Fact File : Battle of Cape Matapan
28 March 1941
Location: Cape Matapan, off the southern coast of Greece.
Players: British and Italian navies, Admiral AB Cunningham, Vice Admiral Pridham-Wippwell.
Outcome: The Italian navy was defeated and did not seek battle with British ships again.
In the battle for supremacy in the Mediterranean, the British navy fought the Italian fleet off the coast of southern Greece on 28 March 1941. Increased enemy activity had been observed three days earlier by reconnaissance aircraft, and the British suspected that surface activity was being planned by the enemy.
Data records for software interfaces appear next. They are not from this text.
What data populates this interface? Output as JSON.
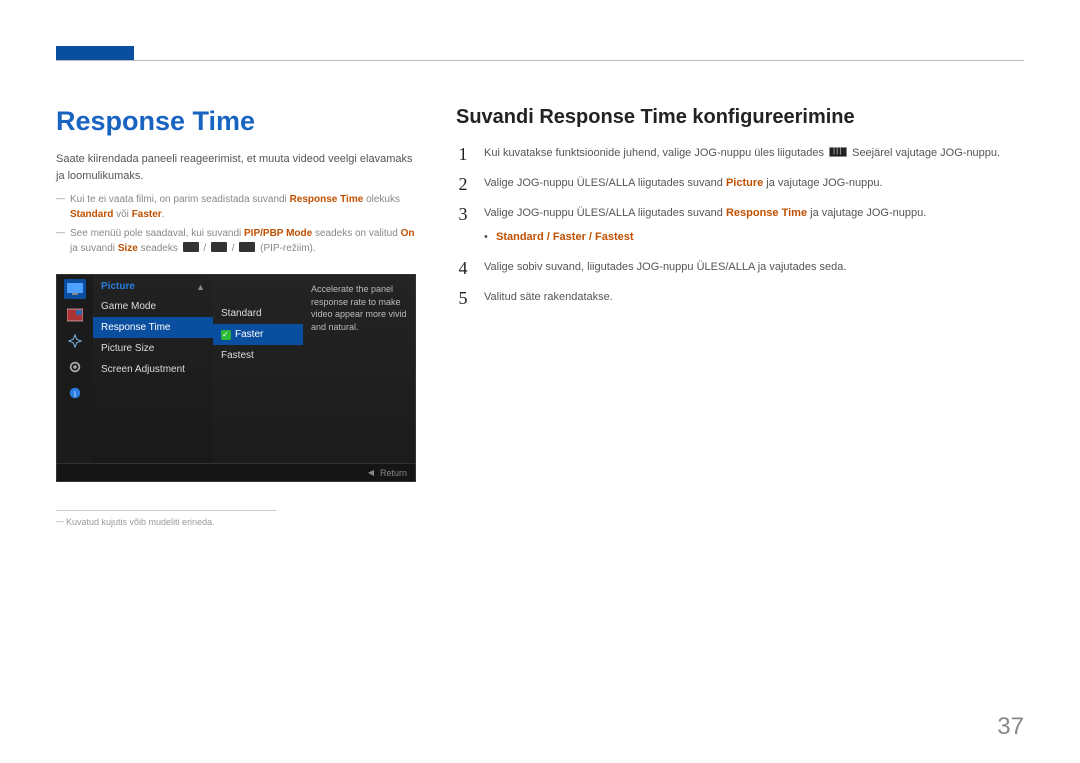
{
  "pageNumber": "37",
  "left": {
    "heading": "Response Time",
    "intro": "Saate kiirendada paneeli reageerimist, et muuta videod veelgi elavamaks ja loomulikumaks.",
    "note1_pre": "Kui te ei vaata filmi, on parim seadistada suvandi ",
    "note1_accent1": "Response Time",
    "note1_mid": " olekuks ",
    "note1_accent2": "Standard",
    "note1_or": " või ",
    "note1_accent3": "Faster",
    "note1_end": ".",
    "note2_pre": "See menüü pole saadaval, kui suvandi ",
    "note2_accent1": "PIP/PBP Mode",
    "note2_mid1": " seadeks on valitud ",
    "note2_accent2": "On",
    "note2_mid2": " ja suvandi ",
    "note2_accent3": "Size",
    "note2_mid3": " seadeks ",
    "note2_end": " (PIP-režiim).",
    "footnote": "Kuvatud kujutis võib mudeliti erineda."
  },
  "osd": {
    "title": "Picture",
    "items": [
      "Game Mode",
      "Response Time",
      "Picture Size",
      "Screen Adjustment"
    ],
    "selectedItemIndex": 1,
    "options": [
      "Standard",
      "Faster",
      "Fastest"
    ],
    "selectedOptionIndex": 1,
    "description": "Accelerate the panel response rate to make video appear more vivid and natural.",
    "returnLabel": "Return"
  },
  "right": {
    "heading": "Suvandi Response Time konfigureerimine",
    "step1_pre": "Kui kuvatakse funktsioonide juhend, valige JOG-nuppu üles liigutades ",
    "step1_post": " Seejärel vajutage JOG-nuppu.",
    "step2_pre": "Valige JOG-nuppu ÜLES/ALLA liigutades suvand ",
    "step2_accent": "Picture",
    "step2_post": " ja vajutage JOG-nuppu.",
    "step3_pre": "Valige JOG-nuppu ÜLES/ALLA liigutades suvand ",
    "step3_accent": "Response Time",
    "step3_post": " ja vajutage JOG-nuppu.",
    "options_line": "Standard / Faster / Fastest",
    "step4": "Valige sobiv suvand, liigutades JOG-nuppu ÜLES/ALLA ja vajutades seda.",
    "step5": "Valitud säte rakendatakse."
  }
}
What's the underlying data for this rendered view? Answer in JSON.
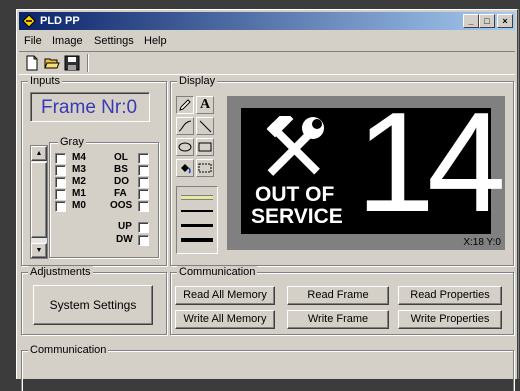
{
  "window": {
    "title": "PLD PP",
    "minimize_label": "_",
    "maximize_label": "□",
    "close_label": "×"
  },
  "menu": [
    "File",
    "Image",
    "Settings",
    "Help"
  ],
  "toolbar": [
    "new-file",
    "open-folder",
    "save-disk"
  ],
  "inputs": {
    "group_label": "Inputs",
    "frame_label": "Frame Nr:0",
    "gray_label": "Gray",
    "gray_bits": [
      "M4",
      "M3",
      "M2",
      "M1",
      "M0"
    ],
    "flags": [
      "OL",
      "BS",
      "DO",
      "FA",
      "OOS"
    ],
    "up_label": "UP",
    "dw_label": "DW"
  },
  "display": {
    "group_label": "Display",
    "tools": [
      "pencil-icon",
      "text-icon",
      "curve-icon",
      "line-icon",
      "ellipse-icon",
      "rectangle-icon",
      "fill-icon",
      "select-icon"
    ],
    "text_tool": "A",
    "line_widths": [
      1,
      2,
      3,
      4
    ],
    "sign": {
      "text_line1": "OUT OF",
      "text_line2": "SERVICE",
      "number": "14"
    },
    "coords": "X:18 Y:0",
    "colors": {
      "screen": "#000000",
      "frame": "#808080",
      "line_swatch": "#e8e8a0"
    }
  },
  "adjustments": {
    "group_label": "Adjustments",
    "system_settings": "System Settings"
  },
  "communication": {
    "group_label": "Communication",
    "read_all": "Read All Memory",
    "read_frame": "Read Frame",
    "read_props": "Read Properties",
    "write_all": "Write All Memory",
    "write_frame": "Write Frame",
    "write_props": "Write Properties"
  },
  "log": {
    "group_label": "Communication"
  }
}
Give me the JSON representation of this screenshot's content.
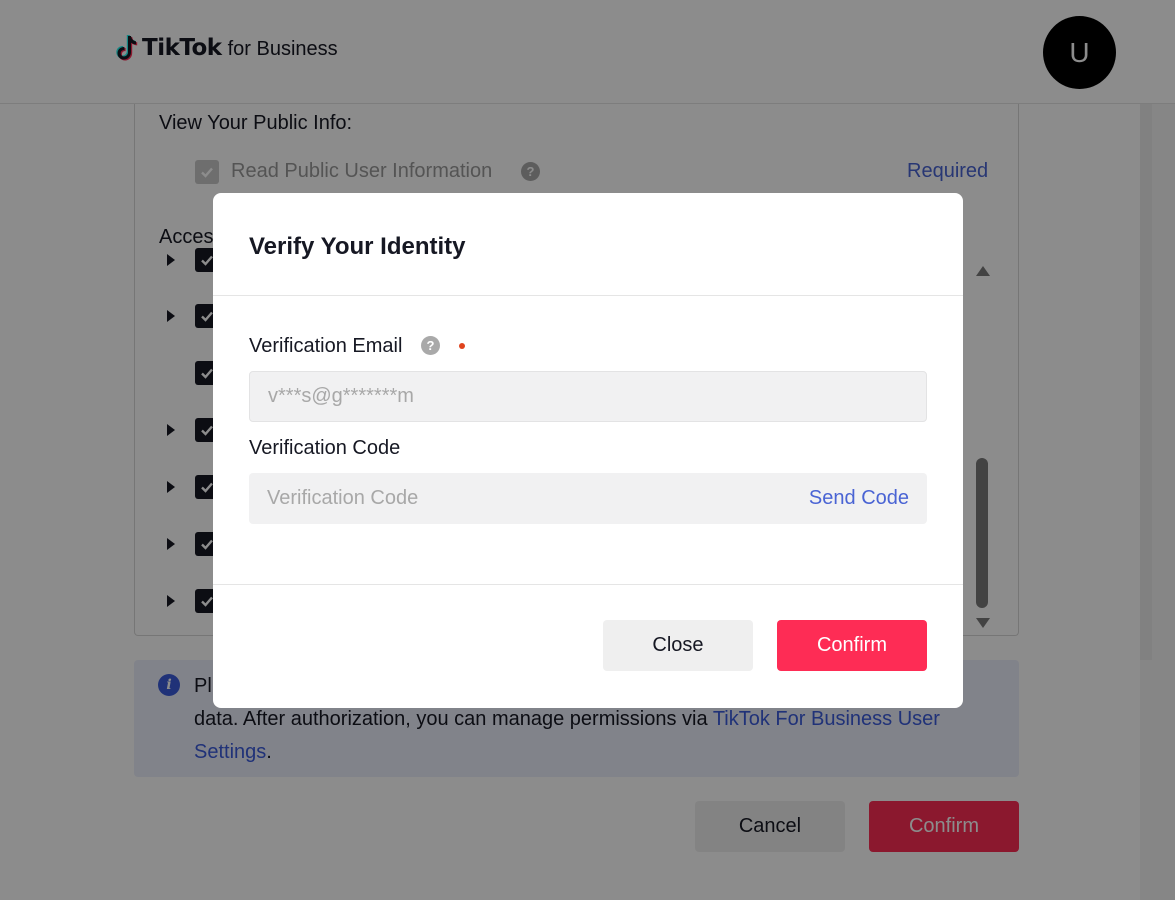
{
  "header": {
    "logo_brand": "TikTok",
    "logo_sub": "for Business",
    "avatar_initial": "U"
  },
  "permissions": {
    "public_info_title": "View Your Public Info:",
    "public_info_item": "Read Public User Information",
    "required_label": "Required",
    "access_title": "Access"
  },
  "notice": {
    "text_start": "Pl",
    "text_line2": "data. After authorization, you can manage permissions via ",
    "link_text": "TikTok For Business User Settings",
    "text_end": "."
  },
  "page_buttons": {
    "cancel": "Cancel",
    "confirm": "Confirm"
  },
  "modal": {
    "title": "Verify Your Identity",
    "email_label": "Verification Email",
    "email_placeholder": "v***s@g*******m",
    "code_label": "Verification Code",
    "code_placeholder": "Verification Code",
    "send_code": "Send Code",
    "close_button": "Close",
    "confirm_button": "Confirm"
  },
  "colors": {
    "brand": "#fe2c55",
    "link": "#4a64d4",
    "required_dot": "#e0431d"
  }
}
Ultra intelligence had broken the Italian code, and the British were aware that they planned to attack convoys.
A convoy transporting troops to Piraeus, Greece, was turned around and another about to depart Egypt for Greece was ordered to stay at anchor. Confirmation came that Italian ships were heading for Crete and a British battle fleet left Alexandria with Admiral Cunningham in command.
On 27 March he sailed with his battle squadron and the British carrier Formidable. The cruiser force under Vice Admiral Pridham-Wippell was also ordered to take up station south west of Gavdo Island at daylight on 28 March from its position in the Aegean. Admiral Cunningham managed to keep this movement secret from Italian and other intelligence services.
The Italian battleship Vittorio Veneto first opened fire on Pridham-Wippell, who was forced to turn about. British cruisers and aircraft launched from the Formidable pursued the Vittorio and caused her to break from engagement, saving Pridham-Wipwell. In a second attack the Vittorio was torpedoed, but not dangerously so. The cruiser Pola was stopped. Four Italian destroyers were sent to assist. The two forces were now steaming towards each other, but the Italians were taken by surprise.
Big guns from the battleships Warspite, Barham and Valiant attacked the Fiume - she was soon a wreck and sank - followed by the Zara and the destroyer Alfieri. In the battle between destroyers which followed the Carducci was sunk.
While the Royal Navy had in the end only fought an element of the Italian strength, Admiral Cunningham's tactics were successful and an objective was secured: the Italian navy had been checked and the two naval forces did not meet again.
The fact files in this timeline were commissioned by the BBC in June 2003 and September 2005. Find out more about the authors who wrote them.